_WORK INSTRUCTIONS_
Your task is to copy each line of the material that holds the word "fraction".

_AVAILABLE DATA_
══════════════════════════════

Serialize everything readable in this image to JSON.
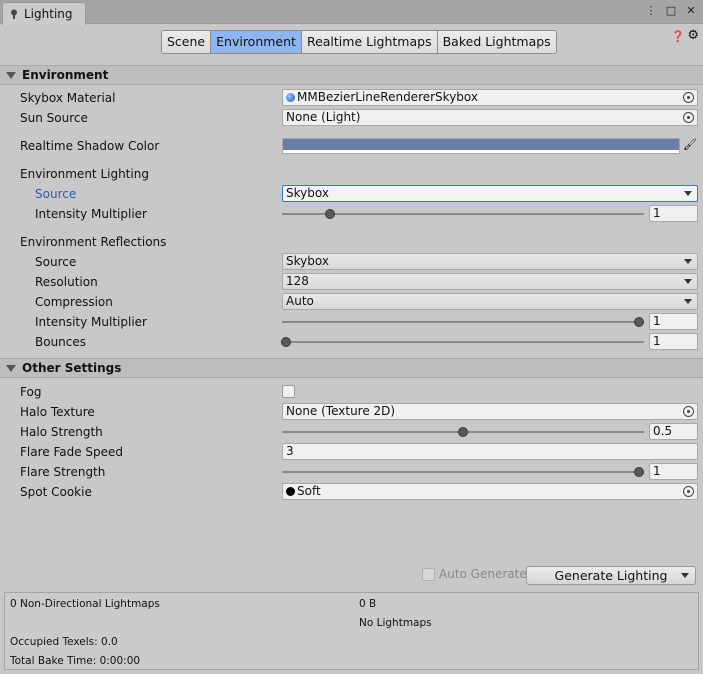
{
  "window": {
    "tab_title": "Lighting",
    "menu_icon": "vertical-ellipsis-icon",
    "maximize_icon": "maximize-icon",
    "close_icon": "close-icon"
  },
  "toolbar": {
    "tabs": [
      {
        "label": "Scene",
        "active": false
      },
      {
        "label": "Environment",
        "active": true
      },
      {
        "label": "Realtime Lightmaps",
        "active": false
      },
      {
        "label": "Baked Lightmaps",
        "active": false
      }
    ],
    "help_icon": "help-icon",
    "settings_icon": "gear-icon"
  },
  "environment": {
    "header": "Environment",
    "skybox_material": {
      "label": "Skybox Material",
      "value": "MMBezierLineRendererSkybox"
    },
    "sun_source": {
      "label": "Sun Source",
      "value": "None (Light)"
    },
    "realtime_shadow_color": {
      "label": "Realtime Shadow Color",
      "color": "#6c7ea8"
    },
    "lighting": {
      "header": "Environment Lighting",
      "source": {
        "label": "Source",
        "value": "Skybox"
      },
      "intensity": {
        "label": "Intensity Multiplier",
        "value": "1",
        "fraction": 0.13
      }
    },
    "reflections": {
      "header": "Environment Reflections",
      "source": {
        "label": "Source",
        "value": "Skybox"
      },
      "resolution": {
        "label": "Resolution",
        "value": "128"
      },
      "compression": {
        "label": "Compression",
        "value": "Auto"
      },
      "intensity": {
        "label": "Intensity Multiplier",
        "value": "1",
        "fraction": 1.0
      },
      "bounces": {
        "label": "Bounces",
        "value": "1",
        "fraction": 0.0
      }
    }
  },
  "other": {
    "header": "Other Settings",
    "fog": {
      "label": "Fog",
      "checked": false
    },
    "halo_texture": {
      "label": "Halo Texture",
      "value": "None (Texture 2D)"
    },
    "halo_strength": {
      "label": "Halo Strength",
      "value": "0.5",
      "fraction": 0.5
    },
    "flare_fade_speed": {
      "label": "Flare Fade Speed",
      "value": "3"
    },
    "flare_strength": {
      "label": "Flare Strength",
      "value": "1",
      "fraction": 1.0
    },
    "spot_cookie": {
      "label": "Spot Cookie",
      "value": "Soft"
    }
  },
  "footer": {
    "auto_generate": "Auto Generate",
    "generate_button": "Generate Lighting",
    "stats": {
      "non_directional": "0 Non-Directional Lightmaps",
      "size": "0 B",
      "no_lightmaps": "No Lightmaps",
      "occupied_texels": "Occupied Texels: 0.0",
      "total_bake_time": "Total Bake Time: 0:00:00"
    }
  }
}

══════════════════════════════

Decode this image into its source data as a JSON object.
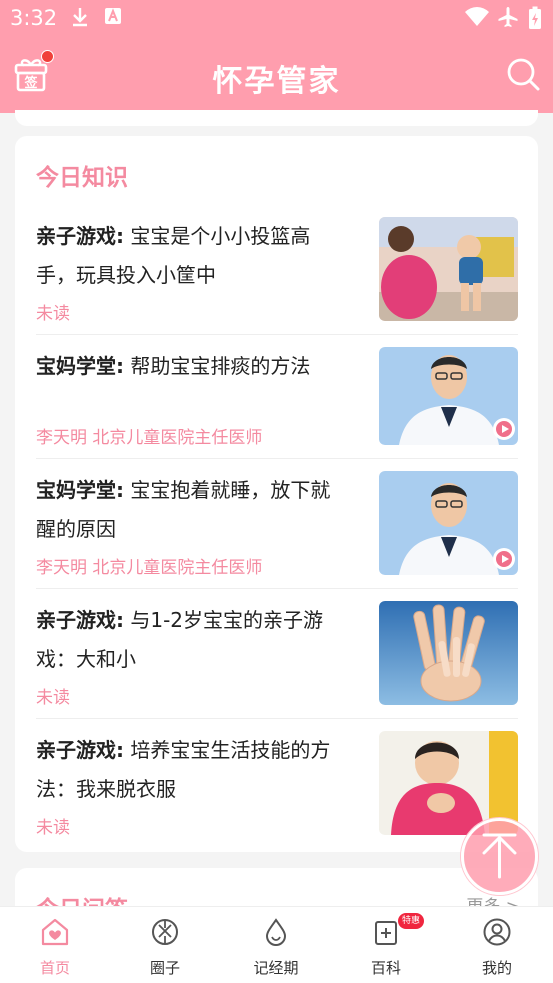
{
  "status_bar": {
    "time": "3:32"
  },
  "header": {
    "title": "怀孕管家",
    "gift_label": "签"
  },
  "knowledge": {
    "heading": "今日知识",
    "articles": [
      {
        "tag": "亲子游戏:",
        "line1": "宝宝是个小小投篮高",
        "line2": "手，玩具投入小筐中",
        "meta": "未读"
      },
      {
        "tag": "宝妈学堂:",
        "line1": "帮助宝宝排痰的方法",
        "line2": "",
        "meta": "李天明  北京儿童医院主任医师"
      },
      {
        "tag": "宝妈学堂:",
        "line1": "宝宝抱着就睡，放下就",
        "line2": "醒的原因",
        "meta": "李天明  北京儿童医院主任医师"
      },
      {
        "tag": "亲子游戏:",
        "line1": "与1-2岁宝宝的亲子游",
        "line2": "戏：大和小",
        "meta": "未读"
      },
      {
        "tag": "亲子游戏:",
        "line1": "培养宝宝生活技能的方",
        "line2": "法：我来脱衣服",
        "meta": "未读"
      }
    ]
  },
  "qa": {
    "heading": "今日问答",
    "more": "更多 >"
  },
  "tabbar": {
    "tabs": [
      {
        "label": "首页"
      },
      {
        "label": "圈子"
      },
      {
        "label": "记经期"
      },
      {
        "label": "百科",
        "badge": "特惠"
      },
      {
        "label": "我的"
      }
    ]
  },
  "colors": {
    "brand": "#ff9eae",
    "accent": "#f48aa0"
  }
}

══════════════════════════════

_SOLUTION TO THIS TASK_
        "fraction": 0.13
        "fraction": 1.0
        "fraction": 0.0
      "fraction": 0.5
      "fraction": 1.0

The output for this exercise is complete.